Ozy Frantz breaks down the numbers in a CDC report on teenage sex. Spoiler alert: reality does not resemble stereotypes very well.
This post originally appeared at No Seriously, What About Teh Menz?
The CDC has recently released some interesting information about how teenagers lose their virginities, so it is time for a Ozy Reads A Bunch Of Stats and Comments On Them post! It’s been way too long since we had one of those, I’m sure we can all agree.
The money quote is this: 43% of never-married teenage girls and 42% of never-married teenage boys have experienced sexual intercourse at least once. (Note: throughout this post, “sex” means “a penis put inside a vagina.” Blame the CDC.) In addition, a similar number of girls and boys have had sex in the last month. It is almost as if boys and girls are more similar than they are different! Nah. Couldn’t be.
The percentage of teenage girls who have had sex has been steadily declining over the past twenty years; the percentage of teenage boys who have had sex was steadily declining, but has been the same since 2002. So, uh, that hookup culture thing those people who like talking about The Kids These Days on the TV keep talking about? Dooooesn’t really seem to be in evidence. It’s anyone’s guess why people have stopped having sex so much: Internet porn? Abstinence-only sex education? A sudden rise in the popularity of oral sex? Who knows?
The majority of both boys and girls had lost their virginity to someone they were dating at the time. However, about a quarter of boys lost their virginity to a friend or someone they’d just met, as opposed to 16% of girls, which is a fairly significant and interesting difference. I have no idea why that is; perhaps it’s related to the sociologically attested fact that boys tend to see their virginity as a shameful burden to get rid of as quickly as possible, while girls tend to see their virginity as a gift to give to someone special whom they truly love.
Boys were more likely than girls to be happy to lose their virginity: 63% really wanted it, 33% had mixed feelings, and 5% didn’t want it. 41% of girls really wanted it, 48% had mixed feelings, and 11% didn’t want it. “Didn’t want it”, of course, can include everything from “I wasn’t ready and I really shouldn’t have lost my virginity then but I consented” to “my partner raped me”; I do find it interesting that the gender ratio for not wanting to lose one’s virginity when one did is roughly the same as it is for rape.

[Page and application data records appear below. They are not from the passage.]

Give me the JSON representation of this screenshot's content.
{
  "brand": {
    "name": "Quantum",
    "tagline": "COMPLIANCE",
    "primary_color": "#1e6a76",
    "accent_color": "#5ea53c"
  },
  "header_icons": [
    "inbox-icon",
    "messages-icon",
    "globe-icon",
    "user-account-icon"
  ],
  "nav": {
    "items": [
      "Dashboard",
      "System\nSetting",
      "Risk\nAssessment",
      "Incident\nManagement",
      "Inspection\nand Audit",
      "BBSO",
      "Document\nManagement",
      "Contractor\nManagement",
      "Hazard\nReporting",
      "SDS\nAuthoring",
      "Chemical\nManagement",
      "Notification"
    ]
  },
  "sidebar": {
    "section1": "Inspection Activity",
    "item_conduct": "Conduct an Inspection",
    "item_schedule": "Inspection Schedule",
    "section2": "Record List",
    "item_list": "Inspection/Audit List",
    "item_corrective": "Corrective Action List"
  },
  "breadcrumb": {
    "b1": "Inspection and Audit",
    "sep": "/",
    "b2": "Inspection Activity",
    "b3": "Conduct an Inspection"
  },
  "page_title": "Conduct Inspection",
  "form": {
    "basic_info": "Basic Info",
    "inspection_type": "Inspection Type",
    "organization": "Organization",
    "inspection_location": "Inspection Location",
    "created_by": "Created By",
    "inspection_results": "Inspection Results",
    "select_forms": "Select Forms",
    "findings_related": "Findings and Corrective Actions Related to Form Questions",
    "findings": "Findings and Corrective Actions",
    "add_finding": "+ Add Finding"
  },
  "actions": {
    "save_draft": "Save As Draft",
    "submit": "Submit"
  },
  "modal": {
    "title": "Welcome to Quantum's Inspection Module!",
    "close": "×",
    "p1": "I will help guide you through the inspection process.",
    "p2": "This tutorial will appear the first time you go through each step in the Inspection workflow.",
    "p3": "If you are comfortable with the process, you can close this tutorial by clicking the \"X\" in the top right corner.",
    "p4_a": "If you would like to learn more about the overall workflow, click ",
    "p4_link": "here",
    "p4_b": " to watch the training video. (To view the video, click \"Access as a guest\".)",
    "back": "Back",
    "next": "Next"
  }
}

I think a lot of the girls’ mixed feelings are rooted in slut-shaming; some percentage of those girls who have mixed feelings are going to be ones who actually do want sex, but are afraid that having sex will make them worth less or that giving it up will make him not want to be with you any longer.
…holy shit the boys are lucky because 63% of them actually and unambiguously wanted to lose their virginities AMERICA WHAT IS WRONG WITH YOU
41% of virginal girls didn’t have sex because it was against their religion or morals, compared to 31% of virginal men. The next most popular among men was not having met the right person yet, at 29%; for girls, not wanting to be pregnant and not having met the right person yet were roughly tied. Again, we see girls tending to see their virginity as a gift to be preserved and men as a stigma to be gotten rid of; men are about ten percentage points more likely to be like “I want to lose my virginity but I don’t have anyone to lose it WITH,” while women are more likely to be all “I don’t want to have sex yet.”
The single result that has left me the most boggled is that 13% of girls and 19% of boys would be pleased by a pregnancy, and 57% of girls and 46% of boys would be very upset. I can only presume it is because boys do not have to give birth, are less likely to have their entire lives disrupted by a child, and are less likely to have babysat. Perhaps I have spent too much time reading what asshole misogynists have to say, because my gender stereotypes were assuming that women would all have The Baby Rabies and men were all Kids Suck, Rawr, but apparently not.
Photo—A portrait of a sweet couple from Shutterstock